A library in the clouds

A couple of weeks ago I joined paperbackswap.com, sent off about a dozen books, and just received my first book in the mail. All seven hundred and eighty-two pages of it. Oof.

I love the idea of this virtual library. Here’s how it works: you create a list by ISBN number of books you’d like to exchange. You create a second list, a wish list of books you’d like to read. People request books from you, you mail them off and accumulate points, each point you earn entitles you to a book. Many of them have a queue, but sometimes those queues move quickly. For instance it took me about seven days to get Jonathan Strange & Mr Norrell: I placed an auto-request on that title, received an email notifying me of its availability, responded rightaway, and a week later it’s on my desk.

I use my wish list as a place to store anything I’m curious about. It all goes on there, books I find in the far corners of the internet, those that people tell me about, everything. We still have crammed shelves and some will always be around but I do enjoy giving books away. And if I feel like reading something again, I can simply add it to the magic list! Sending mail is fun, getting mail even better. I’ve had to hold myself back from enclosing little notes with each book and sometimes I can’t help myself, like when I mailed this paperback off. People are kind, they write back.

Have I stopped going to real bookstores? Of course not. I love bookstores and I want to support our writers. A favorite of mine is The Elliott Bay Book Company in Seattle (and why can’t we have something like this in San Luis Obispo?). I bought four books this past week, two of which I discovered while in the store.

But I’m also now making myself read some of the novels I’ve always meant to and just kept putting off. I can take recommendations by a favorite critic and store them on my wish list. The only drag is that queues for some books are long, but the site promotes discovery: I can search to see what’s available on a writer and if I’m lucky there will be an ‘Order This Book’ button attached to the description (confusingly placed above an Amazon buy button, why?). One click and—points willing—it’s on its way to me.

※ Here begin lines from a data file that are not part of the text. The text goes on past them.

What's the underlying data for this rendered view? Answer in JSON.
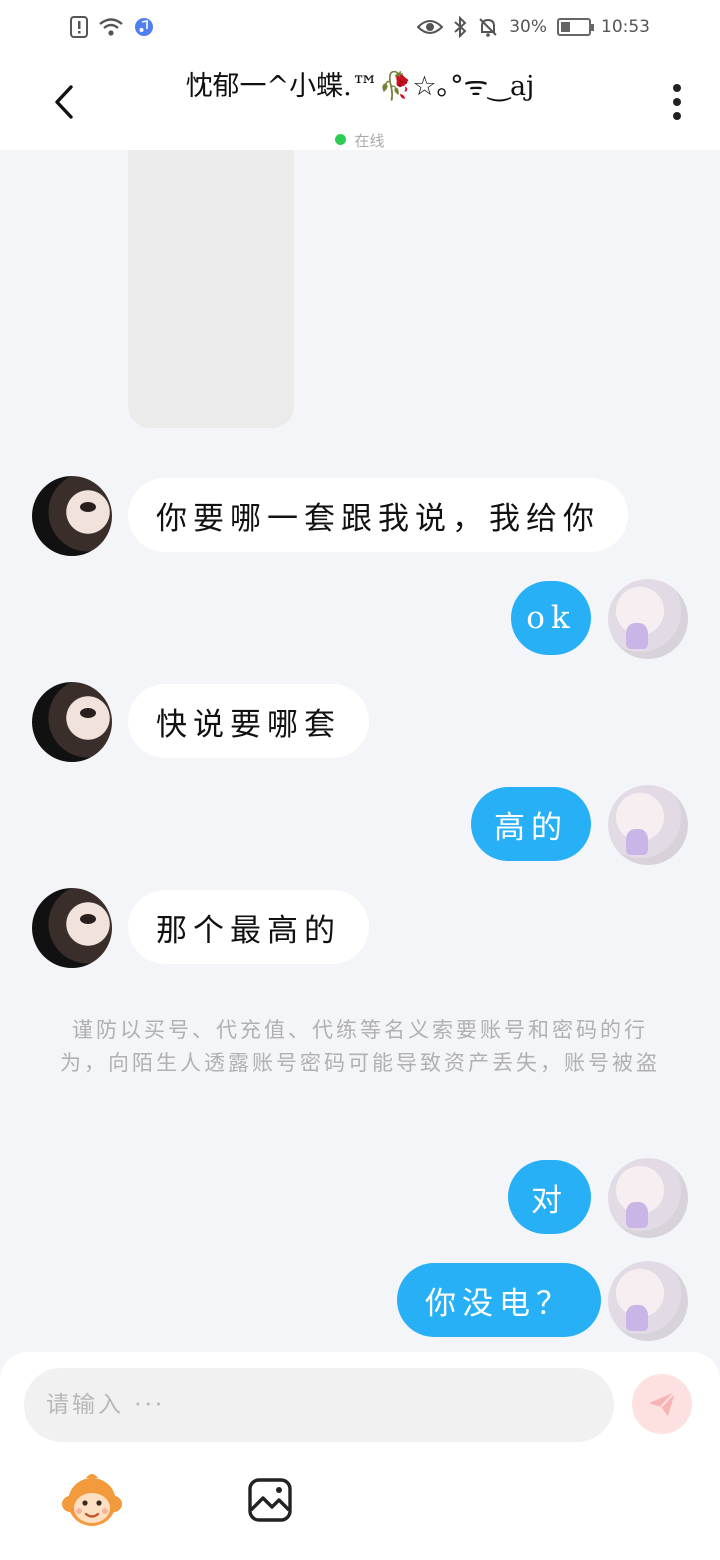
{
  "status_bar": {
    "battery": "30%",
    "battery_level": 0.3,
    "time": "10:53",
    "icons_left": [
      "sim-alert-icon",
      "wifi-icon",
      "music-app-icon"
    ],
    "icons_right": [
      "eye-icon",
      "bluetooth-icon",
      "mute-bell-icon",
      "battery-icon"
    ]
  },
  "header": {
    "title": "忱郁一^小蝶.™🥀☆｡°ᯤ‿aj",
    "status": "在线",
    "status_color": "#2ecc55"
  },
  "messages": [
    {
      "side": "in",
      "text": "你要哪一套跟我说，我给你"
    },
    {
      "side": "out",
      "text": "ok"
    },
    {
      "side": "in",
      "text": "快说要哪套"
    },
    {
      "side": "out",
      "text": "高的"
    },
    {
      "side": "in",
      "text": "那个最高的"
    },
    {
      "side": "out",
      "text": "对"
    },
    {
      "side": "out",
      "text": "你没电？"
    }
  ],
  "notice": "谨防以买号、代充值、代练等名义索要账号和密码的行为，向陌生人透露账号密码可能导致资产丢失，账号被盗",
  "composer": {
    "placeholder": "请输入 ···"
  },
  "colors": {
    "outgoing_bubble": "#27b0f6",
    "incoming_bubble": "#ffffff",
    "background": "#f3f5f8",
    "send_button": "#fde1e1"
  }
}
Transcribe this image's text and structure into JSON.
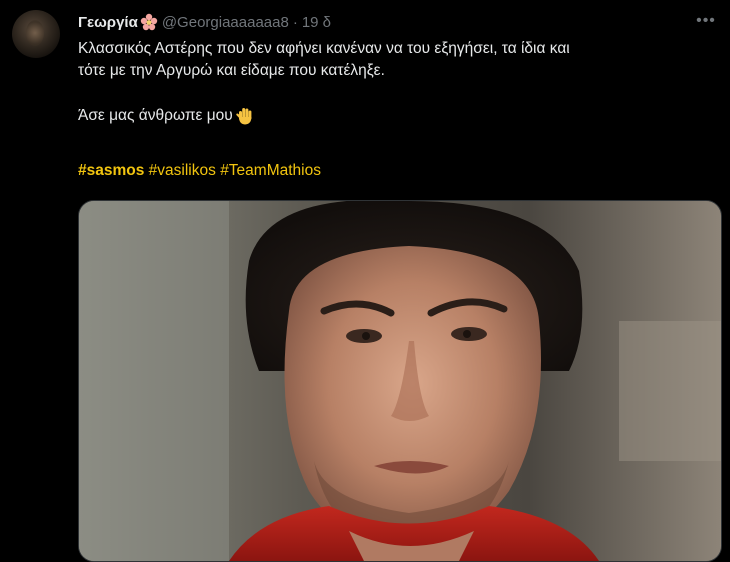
{
  "tweet": {
    "display_name": "Γεωργία",
    "handle": "@Georgiaaaaaaa8",
    "separator": "·",
    "time": "19 δ",
    "more_label": "•••",
    "text_line1": "Κλασσικός Αστέρης που δεν αφήνει κανέναν να του εξηγήσει, τα ίδια και",
    "text_line2": "τότε με την Αργυρώ και είδαμε που κατέληξε.",
    "text_para2": "Άσε μας άνθρωπε μου",
    "hashtags": [
      "#sasmos",
      "#vasilikos",
      "#TeamMathios"
    ],
    "icons": {
      "name_badge": "flower-icon",
      "emoji": "raised-hand-icon",
      "menu": "more-options-icon"
    },
    "colors": {
      "background": "#000000",
      "text": "#e7e9ea",
      "secondary": "#71767b",
      "hashtag": "#f1c40f"
    }
  }
}
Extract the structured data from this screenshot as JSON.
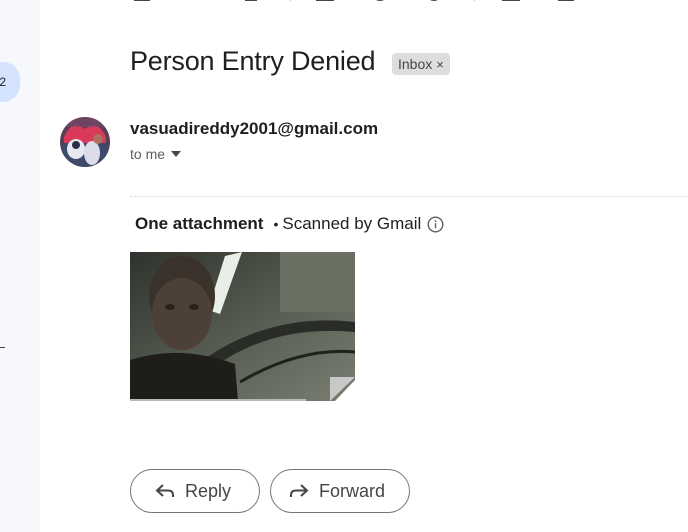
{
  "nav": {
    "badge_count": "2"
  },
  "email": {
    "subject": "Person Entry Denied",
    "label": "Inbox",
    "label_remove": "×",
    "sender": "vasuadireddy2001@gmail.com",
    "recipient": "to me"
  },
  "attachments": {
    "title": "One attachment",
    "separator": "•",
    "scanned": "Scanned by Gmail"
  },
  "actions": {
    "reply_label": "Reply",
    "forward_label": "Forward"
  },
  "icons": {
    "recipient_dropdown": "caret-down-icon",
    "info": "info-icon",
    "reply": "reply-arrow-icon",
    "forward": "forward-arrow-icon"
  },
  "colors": {
    "nav_bg": "#f6f8fc",
    "badge_bg": "#d3e3fd",
    "chip_bg": "#dddddd",
    "text": "#1f1f1f",
    "muted": "#444746"
  }
}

Don’t you wonder about people who share your taste in books? What must they be like? And wouldn’t it be fun to see the book’s journey before it got to you?